Common Green Bottle Fly

The order Diptera comes from the Latin roots of di (meaning two) and ptera (meaning wings). This was simply given to these flies for their pair of wings. The term "Blowfly" is one of the most popular common names for the family Calliphoridae. Blowfly comes from an older English term. This term was about meat that had eggs laid on it, which was said to be fly blown in many of Shakespeare's works.
Common Green Bottle Fly 

The size of an adult bottle fly usually grows somewhat bigger from the larva stage yet the average range is still around 10-14 mm. In comparison, it is somewhat larger than a housefly. Common Green Bottle flies are known for their metallic green, blue or golden shine to its back. In further examination, three cross-grooves and 6-8 black bristle-like, or rough, hairs on it's thorax. The wings are clear with the addition of light brown veins. Both the legs and antennae are black. The head holds true to most flies with large eyes under the compound eye category. They also have sponge-like mouth parts such as a house fly would.

Proper identification of the Common Green Bottle Fly requires two characteristics. These two aspects of the bottle fly are important because the Common Green Bottle Fly is almost identical to its sister species, the Lucilia cuprina. In fact, microscopic examination is needed to tell the two species apart. The first main characteristic of the Common Green Bottle Fly is the presence of three bristles on the dorsal mesothorax. This body region is located on the middle of the back of the fly and can be most used when identifying the adult life stage of the fly. The Common Green Bottle Fly has 6–8 bristles on each side while Lucilia cuprina have only one. The second identifying characteristic is found when looking at the femoral joint in the first pair of legs. When looking at the Lucilia cuprina species, the femoral joint is metallic green. Rather, when investigating the Common Green Bottle Fly, this joint is a blue-black color.

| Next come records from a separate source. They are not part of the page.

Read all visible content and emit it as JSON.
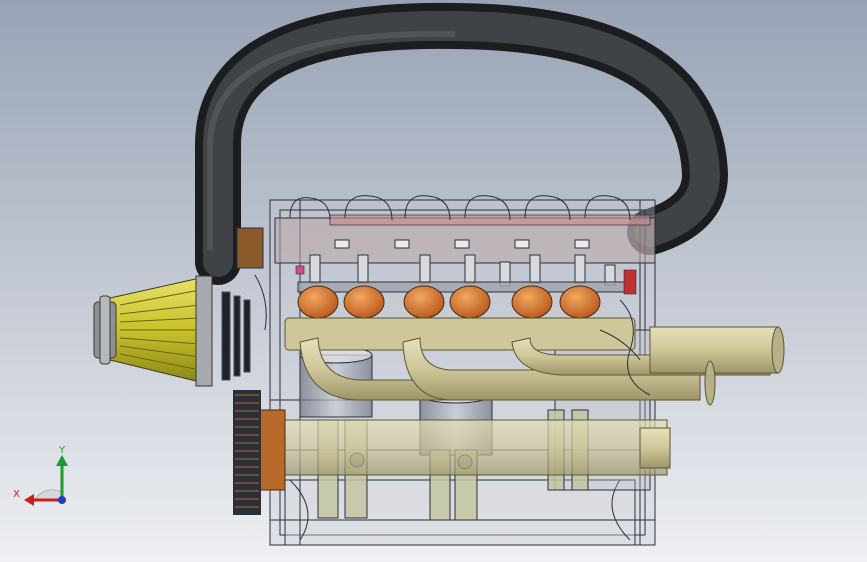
{
  "viewport": {
    "background_top": "#98a3b6",
    "background_bottom": "#eef0f3"
  },
  "model": {
    "hose_color": "#2b2d30",
    "filter_color": "#c9c22a",
    "cylinder_color": "#d2722f",
    "manifold_color": "#cfc79a",
    "belt_color": "#8a5a2a",
    "wire_color": "#2a2f3a"
  },
  "triad": {
    "x_label": "X",
    "y_label": "Y",
    "x_color": "#c41e1e",
    "y_color": "#1e9a2e",
    "z_color": "#1f3fbf"
  }
}
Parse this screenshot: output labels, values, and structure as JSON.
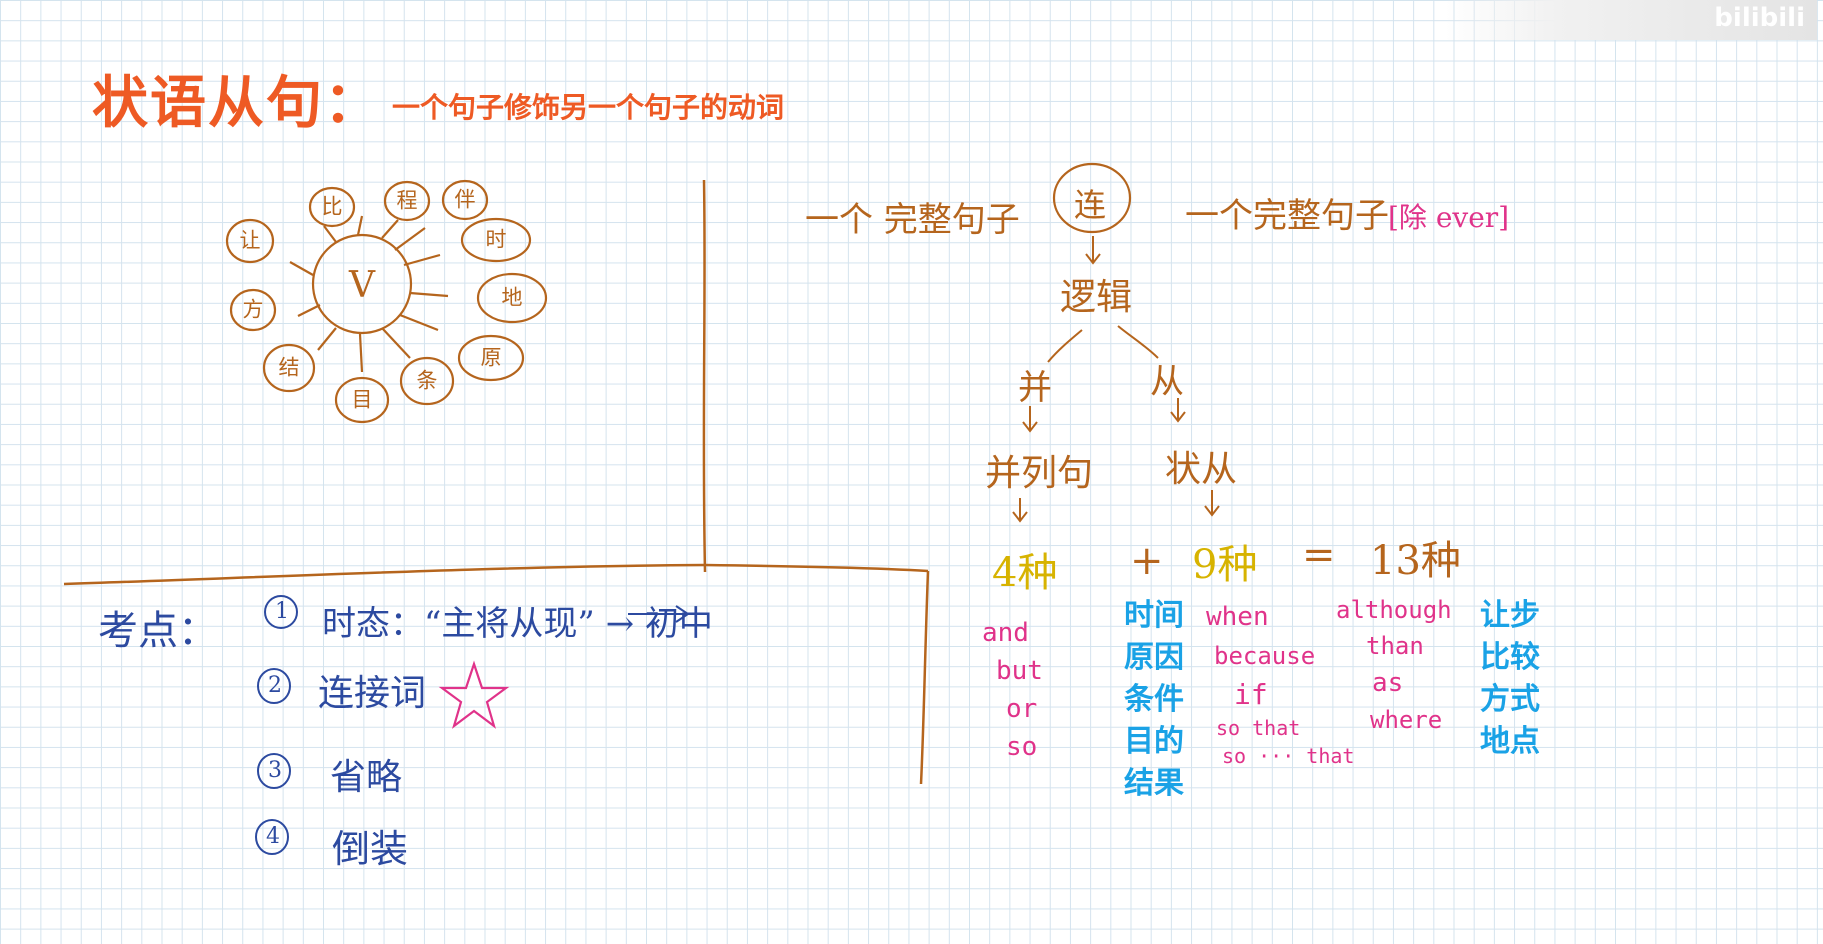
{
  "title": {
    "main": "状语从句：",
    "subtitle": "一个句子修饰另一个句子的动词"
  },
  "mind_map": {
    "center": "V",
    "bubbles": [
      "让",
      "比",
      "程",
      "伴",
      "时",
      "地",
      "原",
      "条",
      "目",
      "结",
      "方"
    ]
  },
  "structure": {
    "left_clause": "一个 完整句子",
    "connector": "连",
    "right_clause": "一个完整句子",
    "right_note": "[除 ever]",
    "logic": "逻辑",
    "branch_left": "并",
    "branch_right": "从",
    "left_result": "并列句",
    "right_result": "状从",
    "count_left": "4种",
    "plus": "+",
    "count_right": "9种",
    "equals": "=",
    "count_total": "13种"
  },
  "coordinating": [
    "and",
    "but",
    "or",
    "so"
  ],
  "adverbial_types_a": [
    "时间",
    "原因",
    "条件",
    "目的",
    "结果"
  ],
  "conjunctions_a": [
    "when",
    "because",
    "if",
    "so that",
    "so ··· that"
  ],
  "conjunctions_b": [
    "although",
    "than",
    "as",
    "where"
  ],
  "adverbial_types_b": [
    "让步",
    "比较",
    "方式",
    "地点"
  ],
  "exam_points": {
    "label": "考点：",
    "items": [
      {
        "num": "①",
        "text": "时态：“主将从现” → 初中"
      },
      {
        "num": "②",
        "text": "连接词"
      },
      {
        "num": "③",
        "text": "省略"
      },
      {
        "num": "④",
        "text": "倒装"
      }
    ],
    "star": "☆"
  },
  "watermark": "bilibili"
}
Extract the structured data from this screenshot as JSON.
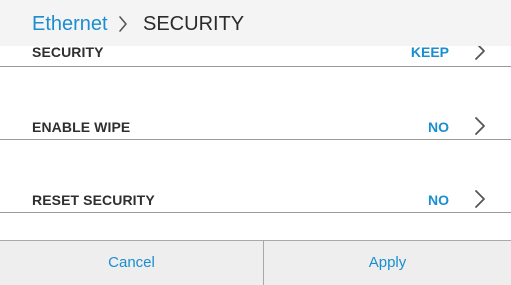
{
  "header": {
    "breadcrumb_parent": "Ethernet",
    "breadcrumb_current": "SECURITY",
    "separator_icon": "chevron-right-icon"
  },
  "settings": [
    {
      "label": "SECURITY",
      "value": "KEEP"
    },
    {
      "label": "ENABLE WIPE",
      "value": "NO"
    },
    {
      "label": "RESET SECURITY",
      "value": "NO"
    }
  ],
  "actions": {
    "cancel_label": "Cancel",
    "apply_label": "Apply"
  },
  "colors": {
    "accent": "#1a8ed0",
    "header_bg": "#f4f4f4",
    "action_bar_bg": "#eeeeee",
    "label_text": "#2f2f2f",
    "divider": "#9a9a9a"
  }
}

Pinched this image from the internet, but it shows three key id features for Lucilia sericata making it possible to id it from an image.

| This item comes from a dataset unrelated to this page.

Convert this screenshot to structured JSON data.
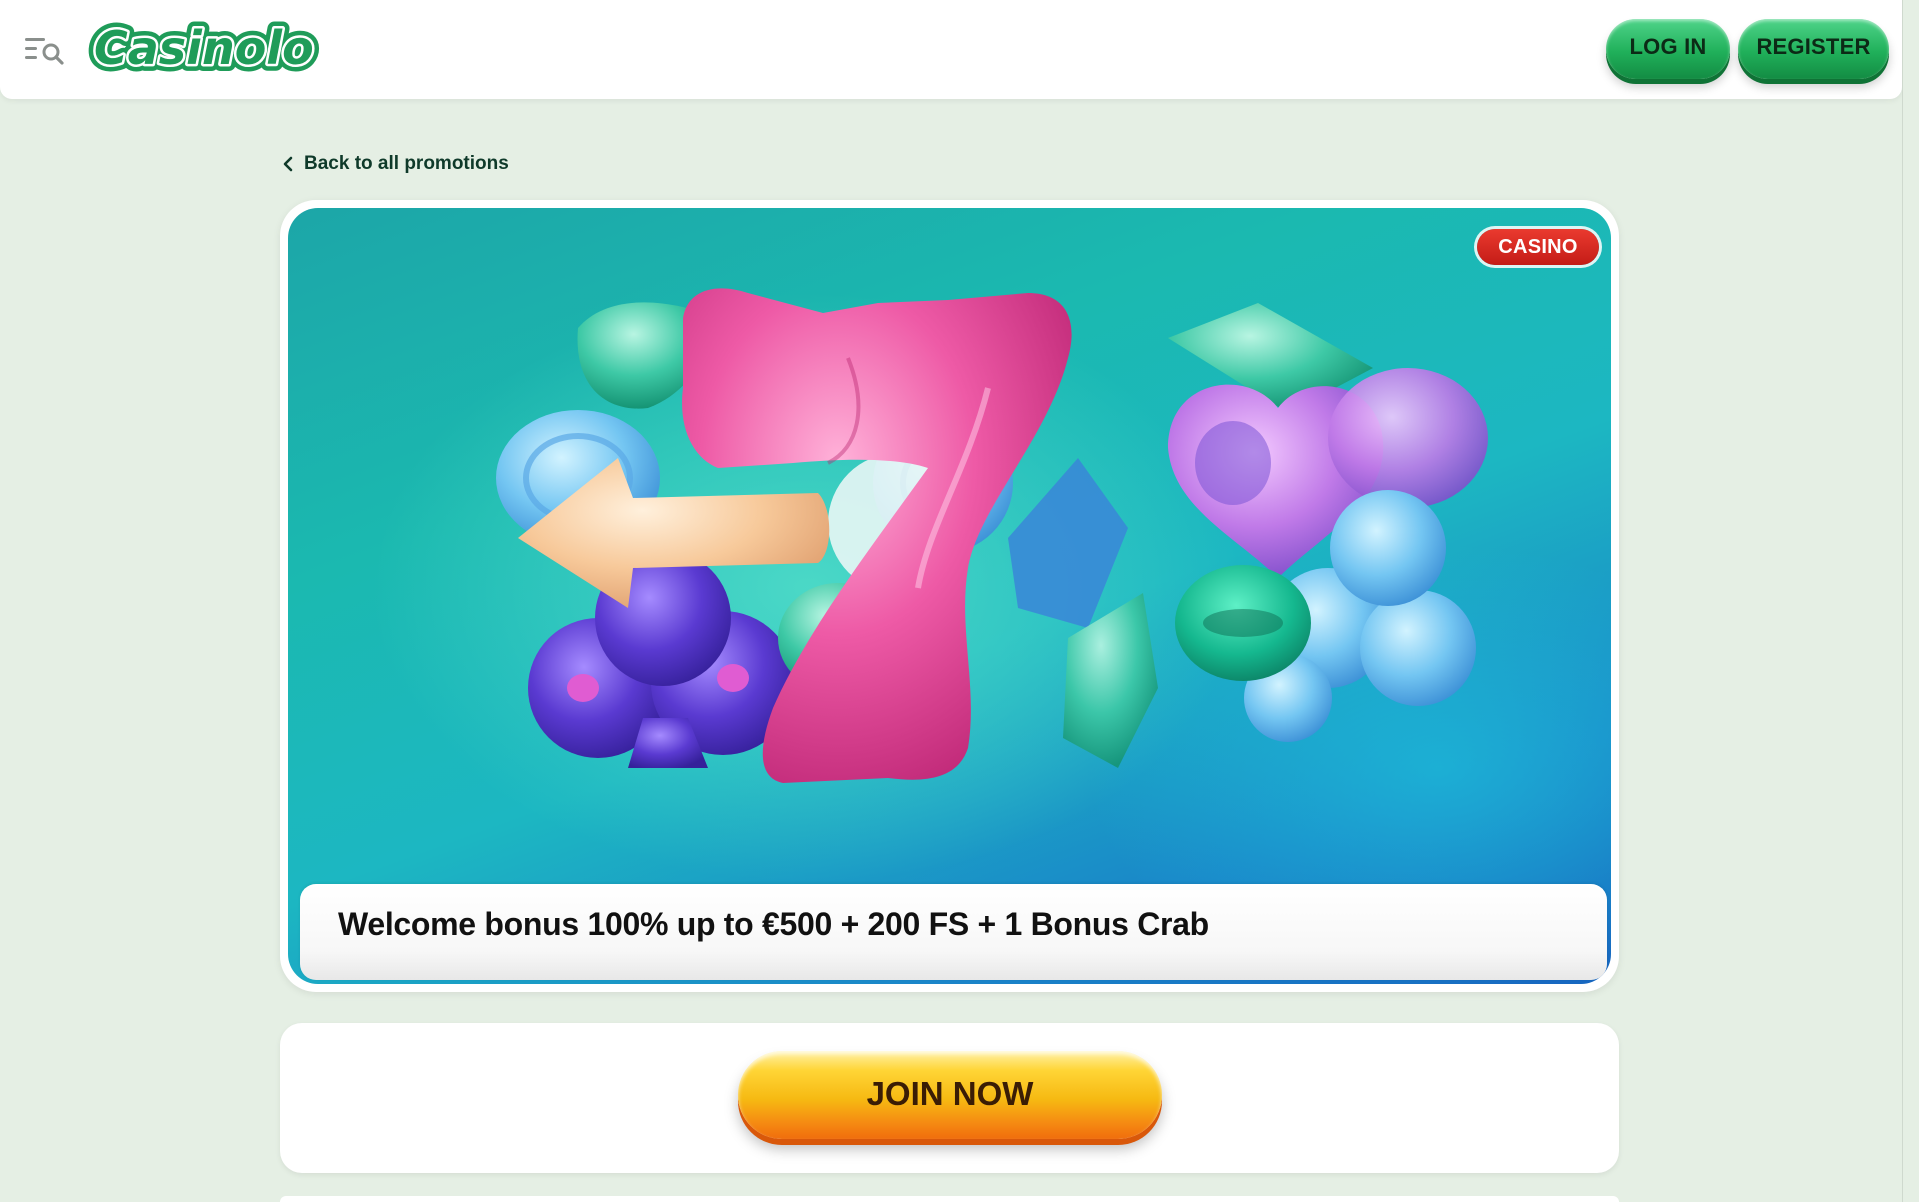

Monday, 15 June 2015

Garden Bugs

Kleidocerys resedae Birch Catkin Bug

Found throughout England, Wales and southern Ireland, this rust-coloured bug is common on or around birch trees. The  forewings are patterned and largely transparent, with the corium and clavus punctate. The clavus has three rows of punctures.

Adults overwinter, emerging and breeding in the early spring, when they fly and emit mating calls using a strigil found on one of the hind wing veins. Larvae occur March-September and there are several generations a year, at least in the south.

Kleidocerys resedae Birch Catkin Bug

Rosemary Beetle

Chrysolina americana, common name Rosemary Beetle is a species of beetles belonging to the family Chrysomelidae.

Chrysolina americana can reach a length of 5–8 millimetres (0.20–0.31 in). They have colourful elytra with metallic green and purple longitudinal stripes. The wings are quite short, so these beetles can not fly.

This species feeds on various aromatic Lamiaceae, mainly on rosemary (Rosmarinus officinalis) (hence the common name), lavender (Lavandula) and thyme (Thymus).

In the Mediterranean region females lay their eggs in late summer on the leaves of the host plants. The larvae show whitish to blackish bands. Larval development continues during the winter months. The pupal stage lasts about three weeks. The imago is released in the spring.

Despite the species name americana, this leaf beetle is native and common to eastern Europe and the Mediterranean sub-region.

This species was first discovered living outdoors in the United Kingdom in 1994. By 2002 it had become widespread in the London area, and spreading rapidly throughout. Although it is susceptible to some pesticides, it is usually recommended that home growers pick off beetles by hand, or shake them off onto a sheet of paper to remove them, if the plant affected by them is intended for culinary purposes.

Rosemary Beetle

Rosemary Beetle